#5. Expiatori del Sagrat cor: The Temple Expiatori del Sagrat Cor Expiatory Church of the Sacred Heart of Jesus is a Roman Catholic church and minor basilica located on the summit of Mount Tibidabo in Barcelona, Catalonia, Spain. The building is the work of the Spanish architect Enric Sagnier and was completed by his son Josep Maria Sagnier i Vidal. The construction of the church lasted from 1902 to 1961.
#6. Temppeliaukio Church
#6. Temppeliaukio Church: Temppeliaukio Church is a Lutheran church in the Töölö neighborhood of Helsinki. The church was designed by architects and brothers Timo and Tuomo Suomalainen and opened in 1969. Built directly into solid rock, it is also known as the Church of the Rock and Rock Church.
#7. Basque Health Department Headquarters
#7. Basque Health Department Headquarters: The new headquarters of the Basque Health Department in Bilbao is a brilliant block of glass and steel designed by architect Juan Coll- Barreu. The most important feature is its polyhedral glass façade that allows light into the interior, making it a transparent, luminous space. Despite being very new, it has already become one of the landmarks of the capital of Bizkaia. The British newspaper “The Guardian” has even likened it to the Museo Guggenheim Bilbao.
#8. Aiguille du midi
#8. Aiguille du midi: The Aiguille du Midi (3,842 m (12,605 ft) is a mountain in the Mont Blanc massif within the French Alps. It is a popular tourist destination and can be directly accessed by cable car from Chamonix that takes visitors close to Mont Blanc The idea for a cable car to the summit, the Téléphérique de l'Aiguille du Midi, was originally proposed around 1909, but did not come into operation until 1955 when it held the title of the world's highest cable car for about two decades. It still holds the record as the highest vertical ascent cable car in the world
#9. Ostankino Tower
#9. Ostankino Tower: Ostankino Tower is a television and radio tower in Moscow, Russia, owned by the Moscow branch of unitary enterprise Russian TV and Radio Broadcasting Network. Standing 540.1 metres (1,772 ft), Ostankino was designed by Nikolai Nikitin. It is currently the tallest free-standing structure in Europe and 11th tallest in the world. Between 1967 and 1974, it was the tallest in the world. The tower was the first free-standing structure to exceed 500 m (1,600 ft) in height. Ostankino was built to mark the 50th anniversary of the October Revolution.
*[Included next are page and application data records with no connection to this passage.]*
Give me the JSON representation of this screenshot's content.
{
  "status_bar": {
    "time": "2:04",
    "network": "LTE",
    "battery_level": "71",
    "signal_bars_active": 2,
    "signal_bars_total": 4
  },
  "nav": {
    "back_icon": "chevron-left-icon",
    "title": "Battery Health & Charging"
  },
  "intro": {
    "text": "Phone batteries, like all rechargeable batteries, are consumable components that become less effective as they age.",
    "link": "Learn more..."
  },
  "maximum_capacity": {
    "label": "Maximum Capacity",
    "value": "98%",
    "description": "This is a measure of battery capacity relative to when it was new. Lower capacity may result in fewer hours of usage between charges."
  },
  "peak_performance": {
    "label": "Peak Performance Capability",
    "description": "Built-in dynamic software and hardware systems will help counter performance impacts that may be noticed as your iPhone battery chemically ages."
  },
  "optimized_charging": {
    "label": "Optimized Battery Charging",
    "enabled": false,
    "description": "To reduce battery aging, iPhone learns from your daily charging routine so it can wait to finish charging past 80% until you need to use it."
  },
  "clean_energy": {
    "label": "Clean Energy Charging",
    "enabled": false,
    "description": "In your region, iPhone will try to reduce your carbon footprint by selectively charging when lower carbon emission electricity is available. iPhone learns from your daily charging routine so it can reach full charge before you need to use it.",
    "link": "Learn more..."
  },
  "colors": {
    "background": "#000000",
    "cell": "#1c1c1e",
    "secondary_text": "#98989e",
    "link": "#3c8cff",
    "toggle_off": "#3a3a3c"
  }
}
It is named after the surrounding Ostankino district of Moscow
#10. Nakagin Capsule Tower
#10. Nakagin Capsule Tower: The Nakagin Capsule Tower is a mixed-use residential and office tower designed by architect Kisho Kurokawa and located in Shimbashi, Tokyo, Japan. Completed in just 30 days in 1972, the building is a rare remaining example of Japanese Metabolism, an architectural movement emblematic of Japan's postwar cultural resurgence. It was the world's first example of capsule architecture built for permanent and practical use. The building still exists but has fallen into disrepair As of October 2012, around thirty of the 140 capsules remained in use as apartments, while others were used for storage or office space, or simply abandoned and allowed to deteriorate.